Along with the live auction, which included everything from vacation getaways, Dodger tickets, to a party for 50, was a silent auction featuring an abundance of gifts, from a USC tailgate picnic basket to a $100 gift certificate from Shiro restaurant. There were also fine wines, photographs, golf specials, movie tickets and more.
Guests dined on fine cuisine from Little Lily’s Kitchen, featuring smokey tomato braised chicken, roasted root vegetables, sautéed winter greens, salad and bread pudding for dessert.
“This is always a nice, very fun event,” said South Pasadena Mayor Dr. Richard Schneider, before presenting the city’s prestigious Image Award to Barbara Eisenstein, the founder of the Friends of the Nature Park.

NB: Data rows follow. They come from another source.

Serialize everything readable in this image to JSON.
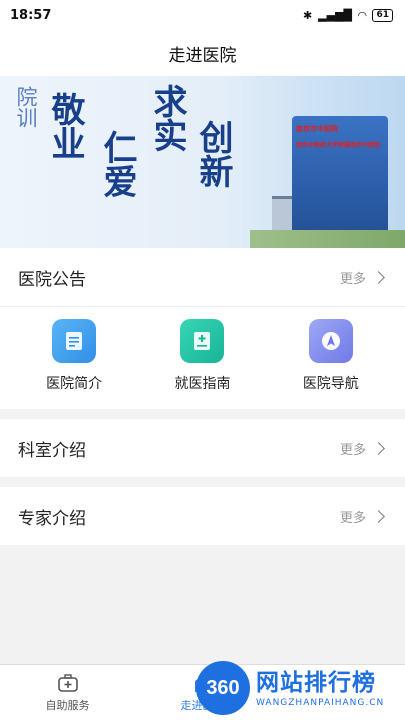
{
  "status_bar": {
    "time": "18:57",
    "battery": "61"
  },
  "nav": {
    "title": "走进医院"
  },
  "banner": {
    "small": "院训",
    "motto_1": "敬业",
    "motto_2": "仁爱",
    "motto_3": "求实",
    "motto_4": "创新",
    "sign_1": "南京市中医院",
    "sign_2": "南京中医药大学附属南京中医院"
  },
  "announcement": {
    "title": "医院公告",
    "more": "更多"
  },
  "quick_links": [
    {
      "label": "医院简介",
      "icon": "document-icon",
      "color": "#2f8fe8"
    },
    {
      "label": "就医指南",
      "icon": "medical-card-icon",
      "color": "#17b595"
    },
    {
      "label": "医院导航",
      "icon": "navigation-arrow-icon",
      "color": "#6f79e6"
    }
  ],
  "departments": {
    "title": "科室介绍",
    "more": "更多"
  },
  "experts": {
    "title": "专家介绍",
    "more": "更多"
  },
  "tabs": [
    {
      "label": "自助服务",
      "icon": "medical-kit-icon"
    },
    {
      "label": "走进医院",
      "icon": "hospital-icon"
    }
  ],
  "watermark": {
    "logo": "360",
    "text": "网站排行榜",
    "sub": "WANGZHANPAIHANG.CN"
  }
}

The award annually goes to someone special who has improved the image of South Pasadena beyond its borders.
“Barbara has worked tirelessly at the Nature Park,” Schneider told the dinner guests.
The park can be found in the 100 block of Pasadena Avenue near the York Street Bridge going into Highland Park. “We have preserved a lot of the natural plants and typography of the Arroyo,” explained Schneider. “Barbara has been instrumental in doing that.”
Schneider praised Eisenstein and many volunteers for cleaning up “so much junk” that once occupied much of the park. “It was [at one time] used by the city as an unofficial dump. There were big pieces of concrete and asphalt, abandoned farm equipment. There were encampments with people living down there, box springs, chairs…everything you can imagine. It was a mess.”
Schneider credited Eisenstein and other volunteers for cleaning it up, noting that Barbara, a botanist, “has been a guiding force in improving the mix of plants that we have in making it a real nature park,” he said, noting that it is “a little jewel that we have in our city.”
The mayor stressed that improvements made at the park “wouldn’t have happened without a person like Barbara.”
After receiving the high honor Friday night, Eisenstein offered to give those in the audience a tour of the park. “It is a gem,” she said. “It is a beautiful place. I’m honored to get this [award] in particular because I’ve made so many friends doing this. It has been such a wonderful experience.”